The petal-like structures around the central cup apparently aren't really petals; the entire whorl of five thick, fleshy flaps is referred to as the perigone, a term that can refer to either petals or sepals, but the individual flaps are simply referred to as lobes.
Rafflesia is pollinated by flies, and the resemblance of the whole flower to a slab of rotting meat presumably attracts them. It is supposed to smell like rotting meat, too, but I have not been able to detect much in the way of odour from this or the other species I have seen, R. pricei of Sabah.
The flower, once fully open, is surprisingly short-lived; after only about a week or so, it begins to deteriorate into a black, slimy mass while the central disc hardens to form the fruit. The fruit itself takes six to eight months to mature.

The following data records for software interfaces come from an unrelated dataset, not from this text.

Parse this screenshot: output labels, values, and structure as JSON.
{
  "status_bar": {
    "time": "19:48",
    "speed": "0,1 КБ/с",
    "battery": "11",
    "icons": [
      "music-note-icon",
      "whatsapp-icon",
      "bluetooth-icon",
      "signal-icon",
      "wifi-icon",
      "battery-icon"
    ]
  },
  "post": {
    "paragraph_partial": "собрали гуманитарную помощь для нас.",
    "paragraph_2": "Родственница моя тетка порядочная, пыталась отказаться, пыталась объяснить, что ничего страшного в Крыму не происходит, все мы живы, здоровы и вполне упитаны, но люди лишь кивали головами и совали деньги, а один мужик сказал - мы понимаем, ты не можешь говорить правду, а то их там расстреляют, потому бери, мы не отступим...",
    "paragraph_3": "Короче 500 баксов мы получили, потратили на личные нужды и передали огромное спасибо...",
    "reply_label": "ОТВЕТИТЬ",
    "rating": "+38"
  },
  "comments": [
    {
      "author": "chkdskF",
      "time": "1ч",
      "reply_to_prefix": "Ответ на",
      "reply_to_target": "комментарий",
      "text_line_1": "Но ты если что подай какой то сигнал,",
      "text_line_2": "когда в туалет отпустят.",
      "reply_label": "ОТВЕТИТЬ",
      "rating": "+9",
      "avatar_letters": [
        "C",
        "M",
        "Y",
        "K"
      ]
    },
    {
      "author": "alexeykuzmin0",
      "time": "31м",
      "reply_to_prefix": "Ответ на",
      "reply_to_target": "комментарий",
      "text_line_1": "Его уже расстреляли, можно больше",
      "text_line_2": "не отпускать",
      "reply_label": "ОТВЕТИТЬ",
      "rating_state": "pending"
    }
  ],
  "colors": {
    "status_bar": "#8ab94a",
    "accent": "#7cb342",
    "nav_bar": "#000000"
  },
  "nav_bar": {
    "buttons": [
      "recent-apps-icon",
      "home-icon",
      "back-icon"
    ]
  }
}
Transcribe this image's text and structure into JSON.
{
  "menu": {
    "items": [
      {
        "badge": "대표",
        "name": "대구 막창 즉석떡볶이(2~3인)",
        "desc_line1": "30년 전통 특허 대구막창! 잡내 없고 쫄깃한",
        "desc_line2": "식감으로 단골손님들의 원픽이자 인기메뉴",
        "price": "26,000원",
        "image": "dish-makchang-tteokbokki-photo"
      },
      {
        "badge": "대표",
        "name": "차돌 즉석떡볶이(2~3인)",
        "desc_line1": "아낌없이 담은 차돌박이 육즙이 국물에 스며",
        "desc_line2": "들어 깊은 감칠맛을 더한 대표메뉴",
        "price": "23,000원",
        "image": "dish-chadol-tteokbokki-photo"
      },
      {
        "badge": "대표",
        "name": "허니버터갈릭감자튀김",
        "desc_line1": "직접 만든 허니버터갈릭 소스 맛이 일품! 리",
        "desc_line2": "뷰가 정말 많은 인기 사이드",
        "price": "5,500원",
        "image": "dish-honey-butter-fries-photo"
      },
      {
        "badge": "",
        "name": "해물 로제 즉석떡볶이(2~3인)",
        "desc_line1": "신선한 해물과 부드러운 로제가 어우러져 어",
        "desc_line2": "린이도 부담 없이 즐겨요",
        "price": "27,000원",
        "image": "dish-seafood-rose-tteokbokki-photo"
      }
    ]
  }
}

Before it opens, the flower develops for months as a slowly-swelling bud, usually - as the plant lacks stems, roots or leaves and is otherwise only represented by strands of tissue within the Tetrastigma vine - the only obvious sign that a Rafflesia is there at all. Here, Ryan points one out for you.
Once the developing bud breaks out of the host vine, it swells slowly to about the size of a large head of cabbage or a smallish basketball. According to Rafflesia of the World by Jamili Nais (Natural History Publications (Borneo), 2001) the bracts surrounding the bud are whitish when they first emerge and darken with age, so I assume these are young ones...
...while this one is almost mature.
The buds are not always obvious; this one is almost indistinguishable among the stilt roots of a surrounding tree.
Naturally, Eileen, Ryan and I had to take our turns posing next to these marvellous objects!
Here's our whole group, back from our walk, backed by a poster explaining the life history of this strangest of flowers. Well worth the trip - even for the non-naturalists among us!